My #NotAllowedToDie List

First David Bowie. Then Alan Rickman. This week and cancer both suck. Sixty-nine years is not enough, so we all take to Twitter, Facebook, and countless other platforms to lament. This is now familiar territory and not in a good way.

My first memory of this kind of grief was watching my nana's reaction to the death of Jimmy Durante back in 1980. I barely knew who he was, but he had clearly made a lasting impression on her and his passing hurt. Since then, I've had my share of Durante moments - Michael Jackson, Robin Williams, Diana, Freddie Mercury, Whitney Houston, Gilda Radner, Luther Vandross, and John Lennon, to name a few - those special, mind-blowingly talented souls I never met whose loss still felt personal, the grief only compounded if they were unexpectedly young. Whenever one of these icons passes, we all feel robbed of a piece of our youth, fond memories, and future smiles.

I don't want one more morning of waking to a gut-punch on Twitter followed by frantically googling to see if by some miracle it's just a false alarm, so I've decided to make a not-allowed-to-die list. Because I'm as self-centered as everyone else on this planet (well, maybe not 48-minutes-a-day-taking-selfies level narcissistic, but I'm no slouch either), here's my list (in no particular order) of those I'm requesting to kindly stay alive indefinitely:

  1. Steve Martin
  2. Paul McCartney
  3. Oprah
  4. Bill Gates
  5. Billie Jean King
  6. Bruce Springsteen
  7. President & Mrs. Obama
  8. Tina Fey
  9. Tom Hanks
  10. Stevie Wonder
  11. Steven Spielberg
  12. Steven Tyler
  13. Stephen Colbert
  14. Betty White
  15. Elizabeth Gilbert
  16. Eddie Izzard
  17. Edward Rutherfurd
  18. Barbara Streisand
  19. Jon Stewart
  20. John Goodman
  21. Lisa See
  22. Mick Jagger
  23. Ben Stiller
  24. Pharrell
  25. Helen Mirren
  26. Joe & Dr. Biden
  27. Meryl Streep
  28. Bill Nye
  29. Madonna
  30. Dikembe Mutombo
  31. Ellen DeGeneres
  32. David Sedaris
  33. Pope Francis
  34. Emma Thompson
  35. Sarah Vowell
  36. Monty Python members (thank you, Eric Idle and John Cleese, for coming to Florida about five minutes after I moved here)
  37. Martina Navratilova
  38. Al Jarreau
  39. Cheryl Richardson
  40. Jimmy Carter
  41. Judd Apatow
  42. Rachel Maddow
  43. Tony Horwitz
  44. Amy Poehler
  45. Ken Burns
  46. Pat Ewing
  47. Bill Clinton
  48. Melissa McCarthy
  49. Gloria Steinem
  50. Bill Murray

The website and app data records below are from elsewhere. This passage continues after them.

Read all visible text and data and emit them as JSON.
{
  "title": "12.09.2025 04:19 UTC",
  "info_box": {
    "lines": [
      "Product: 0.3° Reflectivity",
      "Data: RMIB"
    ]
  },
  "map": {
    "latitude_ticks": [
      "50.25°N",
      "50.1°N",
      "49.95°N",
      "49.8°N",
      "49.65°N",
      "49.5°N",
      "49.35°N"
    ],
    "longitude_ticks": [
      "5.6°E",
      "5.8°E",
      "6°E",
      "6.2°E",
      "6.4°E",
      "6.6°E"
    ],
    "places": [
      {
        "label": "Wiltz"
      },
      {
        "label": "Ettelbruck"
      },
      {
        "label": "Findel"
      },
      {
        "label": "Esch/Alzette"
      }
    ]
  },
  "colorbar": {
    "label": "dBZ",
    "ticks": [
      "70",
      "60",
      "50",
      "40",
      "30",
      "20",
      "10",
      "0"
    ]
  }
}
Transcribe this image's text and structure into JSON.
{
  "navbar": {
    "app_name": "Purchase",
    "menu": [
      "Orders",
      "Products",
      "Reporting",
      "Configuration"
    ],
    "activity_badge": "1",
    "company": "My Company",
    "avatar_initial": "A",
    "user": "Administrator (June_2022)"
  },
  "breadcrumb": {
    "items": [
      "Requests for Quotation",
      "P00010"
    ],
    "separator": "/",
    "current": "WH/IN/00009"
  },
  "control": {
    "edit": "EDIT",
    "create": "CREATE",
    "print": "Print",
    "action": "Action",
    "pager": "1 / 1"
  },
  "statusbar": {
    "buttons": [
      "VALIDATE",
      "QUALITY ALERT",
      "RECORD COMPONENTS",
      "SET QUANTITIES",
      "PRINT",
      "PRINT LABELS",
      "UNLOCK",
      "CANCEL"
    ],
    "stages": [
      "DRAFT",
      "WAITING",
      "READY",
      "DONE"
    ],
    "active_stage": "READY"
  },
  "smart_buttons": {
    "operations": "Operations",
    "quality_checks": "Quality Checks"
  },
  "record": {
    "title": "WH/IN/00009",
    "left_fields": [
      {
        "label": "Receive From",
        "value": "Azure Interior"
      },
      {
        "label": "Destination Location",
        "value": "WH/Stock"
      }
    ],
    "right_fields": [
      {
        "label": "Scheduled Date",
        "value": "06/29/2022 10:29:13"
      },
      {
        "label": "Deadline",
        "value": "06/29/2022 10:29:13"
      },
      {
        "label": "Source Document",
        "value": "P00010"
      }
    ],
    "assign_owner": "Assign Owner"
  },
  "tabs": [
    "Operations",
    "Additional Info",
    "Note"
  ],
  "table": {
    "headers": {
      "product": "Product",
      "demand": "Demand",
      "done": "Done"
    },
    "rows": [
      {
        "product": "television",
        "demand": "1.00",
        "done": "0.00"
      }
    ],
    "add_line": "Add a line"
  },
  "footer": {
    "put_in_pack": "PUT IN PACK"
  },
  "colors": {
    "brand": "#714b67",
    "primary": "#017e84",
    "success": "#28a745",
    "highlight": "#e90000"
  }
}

I realize there's a bit of an age bias built in here, but I decided to include 40-somethings as doing so means that they've already left as much of a mark as their senior mega-talents, and yet, I drew the line at under-40 (I'm talking to you, Beyoncé, Amy Schumer, John Green, Pink, Serena Williams, Kate McKinnon, and Saoirse Ronan) to avoid coming across as even creepier than this probably already seems to some.

To those on the list, I'd be grateful if you could set an alert for my obituary. Once you receive it, you're welcome to pass over to the great wild yonder, but before then, would you mind staying alive?

What? You've never heard of this silly list, and even if you had, wouldn't have time for such nonsense? Well, maybe I should take another approach then.

What if I make it a point to travel a few hundred miles or even catch a flight to see you in concert rather than wait to download your music after the fact? What if I watch your latest TV show to see what you've been up to lately instead of turning to Roku once you've passed? What if I read that book I never got around to now instead of when it hurts to realize that I'll never get another first-time escape into your magical storytelling voice again? What if I make a minor contribution to your wealth instead of to your estate? What if I use my #NotAllowedToDie list to support these gifted individuals here and now?